Learn in a way your textbook can't show you.
Explore the full path to learning Lab Equipment and Safety

Physical Science

### Learning Made Easy

You get to find out what it’s like to work in a real laboratory environment by first exploring an interactive, virtual lab. Learn the basics, from proper safety procedures to the equipment used in the physical sciences, all without any of the hazards or messes of an actual lab.

### Now You Know

After completing this tutorial, you will be able to complete the following:

• Demonstrate how to use metric tape measures during investigations and experiments.

### Everything You'll Have Covered

What is a dynamometer?

~ A dynamometer is a scientific device used for a number of purposes, including determining the weight of an object.

How can you use a dynamometer to determine the weight of an object of unknown weight?

~ To find the weight of an object of unknown weight, you first need an object of known weight. Using that object, you need to form a ratio between the elongation produced by the object, and its weight. Next you form a ratio between the elongation produced by the object of unknown weight and its weight. The two ratios are equivalent, which allows the calculation of the unknown weight. To do this, you must first record the level of the spring before you attach the object to the dynamometer. Next, attach an object of known weight to the dynamometer and record the new level of the spring. Finally, use the tape measure to measure the distance between the spring's initial and final positions. This will reveal the elongation of the spring as a result of the object's weight. Repeat this for the object of unknown weight, and compare the ratios to determine the weight of the object.

If you have an object that weighs 10 g and elongates the spring 5 cm, and you have an object of unknown weight that elongates the spring 10 cm, what is the weight of the unknown object?

~ 5 cm elongation / 10 g weight = 10 cm elongation / "X" g weight

"X" = 20 g

### Tutorial Details

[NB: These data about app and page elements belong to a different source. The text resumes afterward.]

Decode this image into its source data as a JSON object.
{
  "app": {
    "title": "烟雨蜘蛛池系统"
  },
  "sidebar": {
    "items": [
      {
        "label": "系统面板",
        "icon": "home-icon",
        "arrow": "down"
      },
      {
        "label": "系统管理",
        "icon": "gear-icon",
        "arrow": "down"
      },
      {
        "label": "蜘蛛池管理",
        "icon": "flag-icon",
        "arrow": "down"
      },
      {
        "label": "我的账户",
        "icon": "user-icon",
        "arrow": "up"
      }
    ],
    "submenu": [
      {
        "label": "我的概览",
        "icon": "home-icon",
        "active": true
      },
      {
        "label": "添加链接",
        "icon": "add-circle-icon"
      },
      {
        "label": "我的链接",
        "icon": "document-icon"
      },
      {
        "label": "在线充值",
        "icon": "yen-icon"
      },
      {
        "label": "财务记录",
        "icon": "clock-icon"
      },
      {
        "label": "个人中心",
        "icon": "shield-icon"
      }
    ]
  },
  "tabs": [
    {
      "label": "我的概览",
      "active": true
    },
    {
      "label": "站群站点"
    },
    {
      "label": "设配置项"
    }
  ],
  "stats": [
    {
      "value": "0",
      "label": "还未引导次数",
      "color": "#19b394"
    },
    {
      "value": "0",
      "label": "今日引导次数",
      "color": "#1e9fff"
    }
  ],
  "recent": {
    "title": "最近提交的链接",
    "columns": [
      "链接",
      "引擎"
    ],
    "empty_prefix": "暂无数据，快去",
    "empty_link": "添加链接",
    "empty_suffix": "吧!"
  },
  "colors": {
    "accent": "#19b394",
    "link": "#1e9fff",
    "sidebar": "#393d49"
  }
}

 Approximate Time 2 Minutes Pre-requisite Concepts Students should be able to define the following terms: dynamometers, metric tape measure, and weight. Course Physical Science Type of Tutorial Animation Key Vocabulary dynamometers, metric tape measure, weight